__Activity__. All of the data below is to be returned unaltered.
[Opening Data section section]
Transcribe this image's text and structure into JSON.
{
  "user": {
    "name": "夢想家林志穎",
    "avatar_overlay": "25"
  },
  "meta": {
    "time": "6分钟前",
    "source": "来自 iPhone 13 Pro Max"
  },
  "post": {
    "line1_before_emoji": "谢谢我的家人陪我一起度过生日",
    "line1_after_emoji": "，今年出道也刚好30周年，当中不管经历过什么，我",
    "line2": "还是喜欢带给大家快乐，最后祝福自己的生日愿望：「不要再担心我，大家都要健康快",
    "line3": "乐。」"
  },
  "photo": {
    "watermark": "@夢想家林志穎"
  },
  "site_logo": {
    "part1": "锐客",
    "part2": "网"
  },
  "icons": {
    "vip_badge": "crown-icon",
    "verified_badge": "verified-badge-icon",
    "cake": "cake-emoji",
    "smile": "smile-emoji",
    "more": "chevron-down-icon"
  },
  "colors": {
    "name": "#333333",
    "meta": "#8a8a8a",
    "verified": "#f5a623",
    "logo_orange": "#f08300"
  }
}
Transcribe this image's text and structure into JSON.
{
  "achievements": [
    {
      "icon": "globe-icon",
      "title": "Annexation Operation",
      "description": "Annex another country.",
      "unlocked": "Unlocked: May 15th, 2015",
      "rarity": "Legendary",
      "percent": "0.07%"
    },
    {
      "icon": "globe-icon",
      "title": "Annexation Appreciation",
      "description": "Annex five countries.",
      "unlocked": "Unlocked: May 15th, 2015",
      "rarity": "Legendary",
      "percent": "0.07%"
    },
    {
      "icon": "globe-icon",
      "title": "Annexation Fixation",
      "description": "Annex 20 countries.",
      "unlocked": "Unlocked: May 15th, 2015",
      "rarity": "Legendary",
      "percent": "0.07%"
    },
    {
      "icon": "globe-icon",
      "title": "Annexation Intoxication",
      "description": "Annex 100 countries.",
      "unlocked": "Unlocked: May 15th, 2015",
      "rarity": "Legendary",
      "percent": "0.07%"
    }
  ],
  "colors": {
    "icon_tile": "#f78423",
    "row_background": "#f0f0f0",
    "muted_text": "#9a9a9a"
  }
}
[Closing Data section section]
__Response to the exercise__.
Transcribe this image's text and structure into JSON.
{
  "user": {
    "name": "夢想家林志穎",
    "avatar_overlay": "25"
  },
  "meta": {
    "time": "6分钟前",
    "source": "来自 iPhone 13 Pro Max"
  },
  "post": {
    "line1_before_emoji": "谢谢我的家人陪我一起度过生日",
    "line1_after_emoji": "，今年出道也刚好30周年，当中不管经历过什么，我",
    "line2": "还是喜欢带给大家快乐，最后祝福自己的生日愿望：「不要再担心我，大家都要健康快",
    "line3": "乐。」"
  },
  "photo": {
    "watermark": "@夢想家林志穎"
  },
  "site_logo": {
    "part1": "锐客",
    "part2": "网"
  },
  "icons": {
    "vip_badge": "crown-icon",
    "verified_badge": "verified-badge-icon",
    "cake": "cake-emoji",
    "smile": "smile-emoji",
    "more": "chevron-down-icon"
  },
  "colors": {
    "name": "#333333",
    "meta": "#8a8a8a",
    "verified": "#f5a623",
    "logo_orange": "#f08300"
  }
}
Transcribe this image's text and structure into JSON.
{
  "achievements": [
    {
      "icon": "globe-icon",
      "title": "Annexation Operation",
      "description": "Annex another country.",
      "unlocked": "Unlocked: May 15th, 2015",
      "rarity": "Legendary",
      "percent": "0.07%"
    },
    {
      "icon": "globe-icon",
      "title": "Annexation Appreciation",
      "description": "Annex five countries.",
      "unlocked": "Unlocked: May 15th, 2015",
      "rarity": "Legendary",
      "percent": "0.07%"
    },
    {
      "icon": "globe-icon",
      "title": "Annexation Fixation",
      "description": "Annex 20 countries.",
      "unlocked": "Unlocked: May 15th, 2015",
      "rarity": "Legendary",
      "percent": "0.07%"
    },
    {
      "icon": "globe-icon",
      "title": "Annexation Intoxication",
      "description": "Annex 100 countries.",
      "unlocked": "Unlocked: May 15th, 2015",
      "rarity": "Legendary",
      "percent": "0.07%"
    }
  ],
  "colors": {
    "icon_tile": "#f78423",
    "row_background": "#f0f0f0",
    "muted_text": "#9a9a9a"
  }
}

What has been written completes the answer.